Kim formerly represented a district in South Cholla Province, which is at the southern reaches of the Korean peninsula. Kwangju is its capital and Kim's, too.
Kim Nok Young's prediction for a victory began to come true Wednesday morning as returns showed him leading his government party opponent. The New Korea Democratic Party candidate in a second Kwangju district was also winning, with 70 percent returns counted.
Following Kim Dae Jung's arrest on sedition charges in 1980, a street insurrection against the government erupted here, leaving hundreds of people dead.
In other parts of South Korea, Kim's followers see him as a force for democracy, the most effective opponent of President Chun Doo Hwan, a former Army general.
Here, he is seen more as a local boy made good, a strong voice for a province that feels it has suffered at the hands of the Seoul bureaucrats for hundreds of years.
Chun was born in south Kyongsang Province across a chain of mountains from Cholla, as was former president Park Chung Hee. People here complain that development projects have tended to go there, although Chun has pledged to correct that.
Candidate Kim Nok Young was banking on his long association with Kim Dae Jung to come in first in voting for a new National Assembly. The district elects two candidates.

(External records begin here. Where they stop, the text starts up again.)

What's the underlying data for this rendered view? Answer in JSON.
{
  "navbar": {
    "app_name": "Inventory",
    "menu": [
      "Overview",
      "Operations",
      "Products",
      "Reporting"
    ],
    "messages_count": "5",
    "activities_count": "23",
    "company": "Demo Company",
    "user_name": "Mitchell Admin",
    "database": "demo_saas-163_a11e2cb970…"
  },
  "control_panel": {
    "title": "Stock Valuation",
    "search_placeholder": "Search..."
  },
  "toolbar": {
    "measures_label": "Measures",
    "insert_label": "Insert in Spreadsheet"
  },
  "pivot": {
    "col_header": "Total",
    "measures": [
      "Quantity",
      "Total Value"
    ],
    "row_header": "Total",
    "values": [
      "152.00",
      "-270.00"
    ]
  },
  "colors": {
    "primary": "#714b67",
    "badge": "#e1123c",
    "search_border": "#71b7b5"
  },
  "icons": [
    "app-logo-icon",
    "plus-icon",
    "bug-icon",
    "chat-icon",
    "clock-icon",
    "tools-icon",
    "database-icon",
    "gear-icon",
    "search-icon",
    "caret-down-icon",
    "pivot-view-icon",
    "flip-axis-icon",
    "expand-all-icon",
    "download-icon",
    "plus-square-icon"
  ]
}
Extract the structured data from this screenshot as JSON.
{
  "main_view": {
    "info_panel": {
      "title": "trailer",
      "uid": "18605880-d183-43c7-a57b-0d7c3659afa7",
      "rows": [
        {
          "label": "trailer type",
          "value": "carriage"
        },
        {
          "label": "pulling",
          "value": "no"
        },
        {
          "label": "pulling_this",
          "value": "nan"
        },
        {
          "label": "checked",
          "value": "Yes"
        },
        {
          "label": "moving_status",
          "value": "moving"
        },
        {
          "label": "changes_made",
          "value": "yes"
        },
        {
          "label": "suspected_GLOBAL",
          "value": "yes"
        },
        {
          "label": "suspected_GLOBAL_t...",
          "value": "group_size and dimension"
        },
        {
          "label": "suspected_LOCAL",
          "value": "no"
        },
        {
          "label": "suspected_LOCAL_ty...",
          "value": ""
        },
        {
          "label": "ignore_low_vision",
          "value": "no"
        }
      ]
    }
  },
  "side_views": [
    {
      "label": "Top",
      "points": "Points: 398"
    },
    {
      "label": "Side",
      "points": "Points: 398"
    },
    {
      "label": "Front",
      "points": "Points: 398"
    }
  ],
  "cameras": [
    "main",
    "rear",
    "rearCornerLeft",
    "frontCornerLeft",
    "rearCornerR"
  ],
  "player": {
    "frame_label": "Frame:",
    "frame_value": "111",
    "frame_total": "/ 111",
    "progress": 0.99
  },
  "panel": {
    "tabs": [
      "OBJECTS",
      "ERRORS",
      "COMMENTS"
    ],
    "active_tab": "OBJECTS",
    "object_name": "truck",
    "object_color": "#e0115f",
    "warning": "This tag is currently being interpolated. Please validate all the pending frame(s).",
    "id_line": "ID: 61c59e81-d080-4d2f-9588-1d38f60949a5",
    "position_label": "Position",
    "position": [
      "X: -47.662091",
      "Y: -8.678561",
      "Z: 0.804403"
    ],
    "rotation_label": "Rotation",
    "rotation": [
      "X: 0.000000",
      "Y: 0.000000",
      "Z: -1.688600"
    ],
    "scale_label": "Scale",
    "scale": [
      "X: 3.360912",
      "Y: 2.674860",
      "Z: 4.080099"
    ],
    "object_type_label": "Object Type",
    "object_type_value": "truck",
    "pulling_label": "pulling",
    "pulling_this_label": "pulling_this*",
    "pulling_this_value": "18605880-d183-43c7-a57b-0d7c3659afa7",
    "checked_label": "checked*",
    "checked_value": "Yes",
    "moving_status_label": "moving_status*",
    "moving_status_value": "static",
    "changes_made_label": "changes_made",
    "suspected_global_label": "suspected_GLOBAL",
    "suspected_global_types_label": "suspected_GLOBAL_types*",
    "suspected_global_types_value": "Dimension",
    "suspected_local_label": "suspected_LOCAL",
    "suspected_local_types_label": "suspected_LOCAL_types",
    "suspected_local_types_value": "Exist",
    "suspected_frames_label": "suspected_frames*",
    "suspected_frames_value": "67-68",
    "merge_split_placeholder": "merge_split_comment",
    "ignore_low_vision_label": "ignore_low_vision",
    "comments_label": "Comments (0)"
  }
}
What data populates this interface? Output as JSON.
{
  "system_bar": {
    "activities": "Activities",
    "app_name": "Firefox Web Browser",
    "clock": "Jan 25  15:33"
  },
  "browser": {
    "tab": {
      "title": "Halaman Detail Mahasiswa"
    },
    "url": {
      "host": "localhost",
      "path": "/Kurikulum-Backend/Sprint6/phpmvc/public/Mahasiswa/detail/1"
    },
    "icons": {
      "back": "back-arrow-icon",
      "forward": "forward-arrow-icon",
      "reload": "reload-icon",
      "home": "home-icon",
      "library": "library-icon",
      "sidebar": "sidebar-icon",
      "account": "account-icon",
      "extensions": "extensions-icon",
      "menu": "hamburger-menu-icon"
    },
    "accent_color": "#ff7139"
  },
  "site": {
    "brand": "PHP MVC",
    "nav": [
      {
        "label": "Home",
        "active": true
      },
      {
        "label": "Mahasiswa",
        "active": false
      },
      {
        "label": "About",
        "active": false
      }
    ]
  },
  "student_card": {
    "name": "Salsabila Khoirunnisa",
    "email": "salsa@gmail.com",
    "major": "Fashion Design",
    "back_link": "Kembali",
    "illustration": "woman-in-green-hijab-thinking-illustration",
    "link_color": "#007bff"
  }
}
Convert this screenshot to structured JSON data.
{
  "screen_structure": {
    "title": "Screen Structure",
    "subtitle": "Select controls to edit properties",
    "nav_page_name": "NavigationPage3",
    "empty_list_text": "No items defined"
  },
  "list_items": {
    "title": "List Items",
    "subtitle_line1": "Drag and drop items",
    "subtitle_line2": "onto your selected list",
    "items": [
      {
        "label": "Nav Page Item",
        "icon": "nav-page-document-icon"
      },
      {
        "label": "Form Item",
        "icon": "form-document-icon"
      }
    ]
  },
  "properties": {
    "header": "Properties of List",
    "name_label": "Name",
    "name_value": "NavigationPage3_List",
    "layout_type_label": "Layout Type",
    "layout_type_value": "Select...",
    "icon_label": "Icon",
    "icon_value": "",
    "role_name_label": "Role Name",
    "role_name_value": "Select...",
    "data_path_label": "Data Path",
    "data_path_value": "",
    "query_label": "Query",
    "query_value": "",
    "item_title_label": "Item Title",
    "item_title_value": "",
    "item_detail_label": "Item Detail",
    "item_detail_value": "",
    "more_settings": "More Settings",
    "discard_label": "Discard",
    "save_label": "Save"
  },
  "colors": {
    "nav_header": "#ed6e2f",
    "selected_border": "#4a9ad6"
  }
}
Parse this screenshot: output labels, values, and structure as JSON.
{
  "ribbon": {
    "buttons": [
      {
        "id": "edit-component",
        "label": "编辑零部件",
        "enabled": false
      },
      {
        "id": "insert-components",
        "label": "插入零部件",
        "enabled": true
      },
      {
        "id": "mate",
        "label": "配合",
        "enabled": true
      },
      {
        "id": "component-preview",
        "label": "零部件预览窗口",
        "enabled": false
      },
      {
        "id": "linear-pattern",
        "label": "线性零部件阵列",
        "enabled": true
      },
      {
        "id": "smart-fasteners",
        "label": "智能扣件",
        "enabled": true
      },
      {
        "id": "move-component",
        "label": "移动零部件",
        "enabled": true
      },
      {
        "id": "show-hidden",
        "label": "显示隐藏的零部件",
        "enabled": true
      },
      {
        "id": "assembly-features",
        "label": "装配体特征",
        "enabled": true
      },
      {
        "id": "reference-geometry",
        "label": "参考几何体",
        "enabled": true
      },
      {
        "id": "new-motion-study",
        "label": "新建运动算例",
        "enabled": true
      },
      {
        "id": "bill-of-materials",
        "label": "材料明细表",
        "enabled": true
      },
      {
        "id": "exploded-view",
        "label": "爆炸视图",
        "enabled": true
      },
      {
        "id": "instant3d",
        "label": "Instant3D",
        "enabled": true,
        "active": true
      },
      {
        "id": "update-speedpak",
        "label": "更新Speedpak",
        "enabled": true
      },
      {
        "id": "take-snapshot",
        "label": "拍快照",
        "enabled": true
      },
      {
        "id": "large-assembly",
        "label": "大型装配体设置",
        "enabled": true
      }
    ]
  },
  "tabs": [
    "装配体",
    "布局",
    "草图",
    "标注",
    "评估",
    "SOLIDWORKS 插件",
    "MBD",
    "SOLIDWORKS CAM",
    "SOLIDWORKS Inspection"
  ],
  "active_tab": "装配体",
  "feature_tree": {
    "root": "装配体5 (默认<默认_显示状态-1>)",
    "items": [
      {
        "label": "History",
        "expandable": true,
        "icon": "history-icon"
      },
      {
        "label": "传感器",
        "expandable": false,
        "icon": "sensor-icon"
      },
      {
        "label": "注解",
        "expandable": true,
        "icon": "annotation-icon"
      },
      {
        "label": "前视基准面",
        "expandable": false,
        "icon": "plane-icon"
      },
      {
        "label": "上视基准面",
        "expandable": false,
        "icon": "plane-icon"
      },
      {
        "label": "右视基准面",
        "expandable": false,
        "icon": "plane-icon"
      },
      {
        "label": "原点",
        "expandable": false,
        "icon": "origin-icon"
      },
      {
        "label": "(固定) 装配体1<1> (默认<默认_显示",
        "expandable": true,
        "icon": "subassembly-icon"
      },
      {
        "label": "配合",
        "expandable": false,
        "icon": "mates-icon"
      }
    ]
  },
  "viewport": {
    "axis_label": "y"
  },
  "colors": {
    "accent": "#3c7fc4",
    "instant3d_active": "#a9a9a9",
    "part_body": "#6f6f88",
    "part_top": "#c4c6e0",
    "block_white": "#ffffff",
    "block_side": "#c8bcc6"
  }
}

Leaflets include a picture of Kim Nok Young in prisoner's garb, taken after he was arrested at the same time as Kim. His party workers tried to erect a street banner welcoming Kim home but say that police ordered them to take it down.
"Many people believe Kim Dae Jung plus Kim Nok Young equals opposition," Kim Nok Young said, explaining in an interview his vote-gathering appeal.
Across a busy intersection from Kim Nok Young's headquarters is the office of the ruling Democratic Justice Party of President Chun.
The opposition group makes do with shabby furniture, cement floors and cheap plywood walls. The ruling party has comfortable sofas, lavish pictures on the walls and much more space.
The staff of the ruling party recognizes it is working in a dissident stronghold, but maintains that allegiances are shifting and ruling party candidate Lee Young Il will do well. "Many of them have changed their minds and turned to the government party," says government campaign worker Min In Sang. "They have come to believe he is a capable man."
The New Korea Democratic Party, one of three major opposition parties on the ballot, is calling for direct election of the president and an investigation of the 1980 Kwangju killings.
The government party promises to upgrade Kwangju's adminstrative status, giving a promotion to city officials and raising the annual budget by about half a million dollars.